Hawking proves a good sport when it comes to settling bets

By Joe Friesen

The Globe and Mail
July 22, 2004

One of the universe's great wagers was settled in Dublin yesterday when renowned astrophysicist Stephen Hawking admitted his black-hole theory was wrong and settled a bet with colleague John Preskill by giving him an encyclopedia of baseball published in Canada.

Mr. Preskill insisted that his prize be Total Baseball: The Ultimate Baseball Encyclopedia, a seven-kilogram volume of baseball writing and statistics published by Toronto-based SPORTClassic Books.

A copy of the 2,688-page book was sent by overnight courier from New York to Dublin, at a cost of $150 (U.S.).
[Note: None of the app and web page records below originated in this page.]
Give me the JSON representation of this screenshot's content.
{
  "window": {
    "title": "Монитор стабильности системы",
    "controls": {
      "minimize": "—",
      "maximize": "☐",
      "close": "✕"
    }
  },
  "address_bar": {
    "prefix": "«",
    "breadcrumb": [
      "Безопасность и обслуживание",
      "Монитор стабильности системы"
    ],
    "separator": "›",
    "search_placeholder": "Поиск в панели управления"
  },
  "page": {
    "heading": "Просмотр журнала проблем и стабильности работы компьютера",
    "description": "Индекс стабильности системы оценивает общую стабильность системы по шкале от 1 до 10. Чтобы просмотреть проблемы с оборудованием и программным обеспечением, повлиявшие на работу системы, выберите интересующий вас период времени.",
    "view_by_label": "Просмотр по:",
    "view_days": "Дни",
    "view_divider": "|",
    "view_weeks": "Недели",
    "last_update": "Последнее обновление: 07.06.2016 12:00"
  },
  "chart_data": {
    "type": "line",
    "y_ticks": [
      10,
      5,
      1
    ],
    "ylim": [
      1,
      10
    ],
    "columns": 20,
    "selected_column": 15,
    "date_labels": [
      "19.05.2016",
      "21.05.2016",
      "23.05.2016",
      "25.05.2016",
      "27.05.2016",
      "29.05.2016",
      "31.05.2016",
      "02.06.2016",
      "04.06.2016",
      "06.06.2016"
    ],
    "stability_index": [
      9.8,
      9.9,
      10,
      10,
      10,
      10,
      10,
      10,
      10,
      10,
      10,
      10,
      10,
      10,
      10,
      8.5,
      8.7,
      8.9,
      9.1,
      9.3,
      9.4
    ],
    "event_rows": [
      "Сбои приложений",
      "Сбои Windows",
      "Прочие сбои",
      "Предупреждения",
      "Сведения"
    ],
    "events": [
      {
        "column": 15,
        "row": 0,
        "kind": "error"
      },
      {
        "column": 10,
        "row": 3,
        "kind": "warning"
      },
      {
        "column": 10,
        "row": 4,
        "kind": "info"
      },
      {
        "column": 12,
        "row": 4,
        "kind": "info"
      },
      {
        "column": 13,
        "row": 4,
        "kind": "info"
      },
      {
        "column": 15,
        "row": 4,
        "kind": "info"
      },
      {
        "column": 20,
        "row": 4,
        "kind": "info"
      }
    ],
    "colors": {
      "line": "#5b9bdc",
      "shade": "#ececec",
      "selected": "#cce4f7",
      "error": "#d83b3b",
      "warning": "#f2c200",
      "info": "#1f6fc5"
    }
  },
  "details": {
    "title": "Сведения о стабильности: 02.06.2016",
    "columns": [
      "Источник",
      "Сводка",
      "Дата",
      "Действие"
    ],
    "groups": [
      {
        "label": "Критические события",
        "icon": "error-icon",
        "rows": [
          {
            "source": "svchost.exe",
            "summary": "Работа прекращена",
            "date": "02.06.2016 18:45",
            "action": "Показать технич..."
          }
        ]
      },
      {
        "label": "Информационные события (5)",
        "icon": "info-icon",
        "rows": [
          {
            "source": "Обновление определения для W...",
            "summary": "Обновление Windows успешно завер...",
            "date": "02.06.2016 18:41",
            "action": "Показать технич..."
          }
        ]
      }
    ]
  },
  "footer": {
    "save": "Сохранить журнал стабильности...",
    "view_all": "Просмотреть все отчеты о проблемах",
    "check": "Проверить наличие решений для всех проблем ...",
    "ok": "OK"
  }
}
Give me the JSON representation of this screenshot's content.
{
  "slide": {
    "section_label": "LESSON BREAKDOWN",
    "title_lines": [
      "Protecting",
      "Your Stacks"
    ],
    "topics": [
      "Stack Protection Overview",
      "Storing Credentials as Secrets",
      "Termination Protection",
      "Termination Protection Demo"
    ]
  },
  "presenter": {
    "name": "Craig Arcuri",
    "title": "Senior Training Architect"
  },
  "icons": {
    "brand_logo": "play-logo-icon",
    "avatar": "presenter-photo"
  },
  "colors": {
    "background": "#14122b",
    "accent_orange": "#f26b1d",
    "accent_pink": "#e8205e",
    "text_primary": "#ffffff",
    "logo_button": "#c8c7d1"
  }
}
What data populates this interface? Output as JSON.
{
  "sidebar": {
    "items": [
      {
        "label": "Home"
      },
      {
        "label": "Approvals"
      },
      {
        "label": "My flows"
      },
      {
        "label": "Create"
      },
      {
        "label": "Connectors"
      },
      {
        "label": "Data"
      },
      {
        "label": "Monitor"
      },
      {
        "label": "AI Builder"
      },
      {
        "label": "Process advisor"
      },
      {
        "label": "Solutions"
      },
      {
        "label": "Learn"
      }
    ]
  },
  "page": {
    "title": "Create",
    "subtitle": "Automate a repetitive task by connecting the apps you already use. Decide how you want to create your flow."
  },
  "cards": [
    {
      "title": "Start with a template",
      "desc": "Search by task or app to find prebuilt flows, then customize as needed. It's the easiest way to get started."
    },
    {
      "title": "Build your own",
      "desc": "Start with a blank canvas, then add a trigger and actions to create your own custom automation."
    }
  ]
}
It arrived in time for yesterday's public settling of accounts between the two scientists at the 17th International Conference on General Relativity and Gravitation.

Wayne Parrish, the president of SPORTClassic Books, said Mr. Hawking offered to pay the shipping costs, but he doesn't think he'll collect on the debt. The publicity alone is worth more, he said.

The book typically sells about 20,000 copies a year and is seen as an exhaustive reference book with complete career records for 16,000 professional baseball players.

John Thorn, the lead author of Total Baseball, said he laughed out loud when he heard the news.

"It was the most preposterous thing I'd seen in a while," he said. U.S. president Bill Clinton took a copy of an earlier edition to China in 1998 to be given to the Chinese Premier as part of a representative sample of American books.

Mr. Thorn said his work and that of Mr. Hawking have some vague parallels.

"I think the parallel that might be drawn, and it is very thinly drawn at that, is that Total Baseball originally tried to present a unified field theory of baseball, through its linear weight system," he said.

"That is that all of baseball may fundamentally be understood in terms of outs and runs. Conserve outs and make runs."

Mr. Hawking, an Englishman, and Mr. Preskill, an American, made the wager seven years ago on whether information about matter consumed by black holes, the celestial vortexes formed by collapsing stars, is permanently destroyed or conserved in some form.

Mr. Hawking, who made his name partly on the basis of his 1975 black-hole theory, yesterday conceded his theory was mistaken.

He said in a speech that black holes hold their information for eons, but as they disintegrate their contents can be sent shooting back into the universe. He backed his new theory with a complex set of calculations.

He paid his debt with an encyclopedia because it is something from which information can always be recovered.

An assistant to Mr. Hawking said via telephone that Mr. Hawking was in no way disappointed about having to purchase a baseball book for his colleague.

"No, he loved it," Andrew Dunn said. "We went to enormous lengths to get hold of this baseball encyclopedia.

"At one point, we were having trouble getting it and he tried to persuade John Preskill to take an encyclopedia of cricket, which of course we could find in England, but John Preskill is a baseball fan, being an American, so that wasn't good enough."

University of Toronto astrophysics professor Tom Bolton said it's fitting that a volume of baseball statistics would be used to settle this wager.

"Baseball is statistics," he said. "It is the thinking person's game because there's a certain measured pace to it and there's a lot of subtlety about what kind of pitch to throw, where to throw it, how you play different hitters . . . it's a very intriguing game."

Mr. Hawking, who came to international fame after the publication of his book A Brief History of Time, had previously argued that matter in black holes might travel to a parallel universe, thereby conforming with the subatomic theory that says such matter must be conserved in some form.

"I'm sorry to disappoint science-fiction fans, but if information is preserved, there is no possibility of using black holes to travel to other universes," he told the conference.

"If you jump into a black hole, your mass energy will be returned to our universe, but in a mangled form, which contains information about what you were like but in an unrecognizable state."

Mr. Hawking, who is paralyzed by amyotrophic lateral sclerosis and speaks through an electronic voice synthesizer, added, "It is great to solve a problem that has been troubling me for nearly 30 years, even though the answer is less exciting than the alternative I suggested."

Copyright 2004 The Globe and Mail
July 22, 2004